Only the lines from the one with "Give me the" to the end of the material should be reproduced, exactly and in full, both ends included.

Segment Open

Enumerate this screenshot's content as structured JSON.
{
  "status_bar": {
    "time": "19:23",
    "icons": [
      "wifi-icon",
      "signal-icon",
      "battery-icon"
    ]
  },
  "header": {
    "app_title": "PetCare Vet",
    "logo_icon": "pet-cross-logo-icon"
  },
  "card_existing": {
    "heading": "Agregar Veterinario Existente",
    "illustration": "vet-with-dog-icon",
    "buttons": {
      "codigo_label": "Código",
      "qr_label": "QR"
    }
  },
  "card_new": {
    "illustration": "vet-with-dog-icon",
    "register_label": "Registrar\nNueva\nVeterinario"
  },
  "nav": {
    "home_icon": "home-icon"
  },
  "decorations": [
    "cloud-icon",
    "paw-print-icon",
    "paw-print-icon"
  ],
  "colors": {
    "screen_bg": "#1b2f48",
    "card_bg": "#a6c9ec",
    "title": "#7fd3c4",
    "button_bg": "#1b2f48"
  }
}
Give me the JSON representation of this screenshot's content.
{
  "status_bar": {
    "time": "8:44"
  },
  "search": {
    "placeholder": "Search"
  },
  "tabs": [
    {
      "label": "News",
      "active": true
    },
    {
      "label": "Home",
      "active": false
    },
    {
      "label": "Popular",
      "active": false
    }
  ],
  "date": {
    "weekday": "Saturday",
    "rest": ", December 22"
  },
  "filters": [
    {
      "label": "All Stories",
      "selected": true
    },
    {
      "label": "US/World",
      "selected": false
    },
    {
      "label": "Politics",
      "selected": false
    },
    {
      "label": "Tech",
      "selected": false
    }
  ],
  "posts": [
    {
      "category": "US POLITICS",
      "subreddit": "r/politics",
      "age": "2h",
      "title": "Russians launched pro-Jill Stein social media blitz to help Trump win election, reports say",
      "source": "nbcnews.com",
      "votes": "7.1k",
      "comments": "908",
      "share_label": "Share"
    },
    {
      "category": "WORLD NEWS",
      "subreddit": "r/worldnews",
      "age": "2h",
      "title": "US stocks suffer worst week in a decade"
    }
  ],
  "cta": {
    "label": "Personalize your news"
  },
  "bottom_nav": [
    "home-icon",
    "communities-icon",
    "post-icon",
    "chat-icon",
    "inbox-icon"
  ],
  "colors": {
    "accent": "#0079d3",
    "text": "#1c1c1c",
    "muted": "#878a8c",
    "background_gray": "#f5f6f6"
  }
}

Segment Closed

**EXERCISE RESPONSE:**
Give me the JSON representation of this screenshot's content.
{
  "status_bar": {
    "time": "8:44"
  },
  "search": {
    "placeholder": "Search"
  },
  "tabs": [
    {
      "label": "News",
      "active": true
    },
    {
      "label": "Home",
      "active": false
    },
    {
      "label": "Popular",
      "active": false
    }
  ],
  "date": {
    "weekday": "Saturday",
    "rest": ", December 22"
  },
  "filters": [
    {
      "label": "All Stories",
      "selected": true
    },
    {
      "label": "US/World",
      "selected": false
    },
    {
      "label": "Politics",
      "selected": false
    },
    {
      "label": "Tech",
      "selected": false
    }
  ],
  "posts": [
    {
      "category": "US POLITICS",
      "subreddit": "r/politics",
      "age": "2h",
      "title": "Russians launched pro-Jill Stein social media blitz to help Trump win election, reports say",
      "source": "nbcnews.com",
      "votes": "7.1k",
      "comments": "908",
      "share_label": "Share"
    },
    {
      "category": "WORLD NEWS",
      "subreddit": "r/worldnews",
      "age": "2h",
      "title": "US stocks suffer worst week in a decade"
    }
  ],
  "cta": {
    "label": "Personalize your news"
  },
  "bottom_nav": [
    "home-icon",
    "communities-icon",
    "post-icon",
    "chat-icon",
    "inbox-icon"
  ],
  "colors": {
    "accent": "#0079d3",
    "text": "#1c1c1c",
    "muted": "#878a8c",
    "background_gray": "#f5f6f6"
  }
}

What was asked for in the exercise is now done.